Should I have been more discerning about what could possibly lie ahead? Perhaps. But seeing as how I did make it out alive, I'm not sure if I would do things any differently if I could go back. Sometimes putting a buffer on happenstances of the heart like this also puts a buffer on the amount of emotion you get to experience.

I think that's the way a lot of leap before you look lovers look at things. Whatever may come, they risk taking the good with the bad. They never sacrifice the good to same themselves from potential bad. Without taking a chance on anything, the reason, you'll just end up an old sad bundle of middle ground. Life is simply too short not to chance an occasional extreme.

Like everything, there are two sides to this debate. Sure, I'm all in favor of following one's heart, especially if it leads you to some unexpected places away from your chosen path. But there is a world of difference between being someone who has a chance encounter with someone amazing and someone who makes it a habit of thriving on the drama of falling in and out of love.

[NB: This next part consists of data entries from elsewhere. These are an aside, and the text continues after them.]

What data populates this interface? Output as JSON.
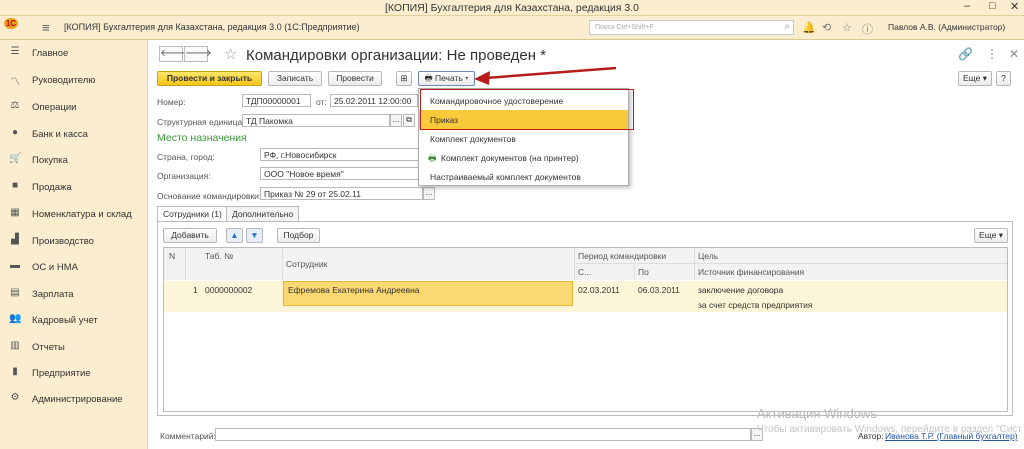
{
  "window": {
    "title": "[КОПИЯ] Бухгалтерия для Казахстана, редакция 3.0"
  },
  "appbar": {
    "title": "[КОПИЯ] Бухгалтерия для Казахстана, редакция 3.0  (1С:Предприятие)",
    "search_placeholder": "Поиск Ctrl+Shift+F",
    "user": "Павлов А.В. (Администратор)"
  },
  "sidebar": {
    "items": [
      {
        "label": "Главное",
        "icon": "menu-icon"
      },
      {
        "label": "Руководителю",
        "icon": "chart-line-icon"
      },
      {
        "label": "Операции",
        "icon": "scales-icon"
      },
      {
        "label": "Банк и касса",
        "icon": "coin-icon"
      },
      {
        "label": "Покупка",
        "icon": "cart-icon"
      },
      {
        "label": "Продажа",
        "icon": "bag-icon"
      },
      {
        "label": "Номенклатура и склад",
        "icon": "grid-icon"
      },
      {
        "label": "Производство",
        "icon": "factory-icon"
      },
      {
        "label": "ОС и НМА",
        "icon": "truck-icon"
      },
      {
        "label": "Зарплата",
        "icon": "money-icon"
      },
      {
        "label": "Кадровый учет",
        "icon": "people-icon"
      },
      {
        "label": "Отчеты",
        "icon": "report-icon"
      },
      {
        "label": "Предприятие",
        "icon": "building-icon"
      },
      {
        "label": "Администрирование",
        "icon": "gear-icon"
      }
    ]
  },
  "doc": {
    "title": "Командировки организации: Не проведен *",
    "buttons": {
      "post_close": "Провести и закрыть",
      "save": "Записать",
      "post": "Провести",
      "print": "Печать",
      "more": "Еще"
    },
    "fields": {
      "number_label": "Номер:",
      "number_value": "ТДП00000001",
      "date_label": "от:",
      "date_value": "25.02.2011 12:00:00",
      "unit_label": "Структурная единица:",
      "unit_value": "ТД Пакомка",
      "section_label": "Место назначения",
      "city_label": "Страна, город:",
      "city_value": "РФ, г.Новосибирск",
      "org_label": "Организация:",
      "org_value": "ООО \"Новое время\"",
      "basis_label": "Основание командировки:",
      "basis_value": "Приказ № 29 от 25.02.11",
      "comment_label": "Комментарий:",
      "author_label": "Автор:",
      "author_value": "Иванова Т.Р. (Главный бухгалтер)"
    },
    "tabs": [
      "Сотрудники (1)",
      "Дополнительно"
    ],
    "grid_buttons": {
      "add": "Добавить",
      "select": "Подбор",
      "more": "Еще"
    },
    "columns": {
      "n": "N",
      "tab": "Таб. №",
      "employee": "Сотрудник",
      "period": "Период командировки",
      "from": "С...",
      "to": "По",
      "goal": "Цель",
      "source": "Источник финансирования"
    },
    "rows": [
      {
        "n": "1",
        "tab": "0000000002",
        "employee": "Ефремова Екатерина Андреевна",
        "from": "02.03.2011",
        "to": "06.03.2011",
        "goal": "заключение договора",
        "source": "за счет средств предприятия"
      }
    ]
  },
  "print_menu": {
    "items": [
      "Командировочное удостоверение",
      "Приказ",
      "Комплект документов",
      "Комплект документов (на принтер)",
      "Настраиваемый комплект документов"
    ]
  },
  "watermark": {
    "line1": "Активация Windows",
    "line2": "Чтобы активировать Windows, перейдите в раздел \"Система\" компонент панели управления \"Система\""
  },
  "colors": {
    "accent_yellow": "#f8ca3a",
    "sidebar_bg": "#fbeed0",
    "section_green": "#3a9a3a",
    "highlight_red": "#b71c1c"
  }
}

People like this most certainly exist. I call them "love-bleweeds". They make a life out of tumbling around, building up one relationship and life, only to completely uproot and reconfigure when the next one comes along. After you've done this for long enough, it's very possible to forget how to be calm, comfortable and exercise any follow through.

I suppose some people are happy like this and if so, more power to them. However, there are lots of casualties surrounding someone who lives like this: they have friends and co-workers and lovers and neighbors and pets and a life that gets set up. When you drop everything at the sight of the next "soulmate" who comes along, there are bound to be a heap of people in your wake who are going to feel something missing when you're gone.

It's a rare thing full of unspeakable joy when you fall in love hard, fast and intense. You simply have to go for it. And if you're really lucky, and you've had some experience, perhaps you'll master doing so and keeping the rest of your life intact without having to sacrifice any of love's intensity.

About the Author:


Post a Comment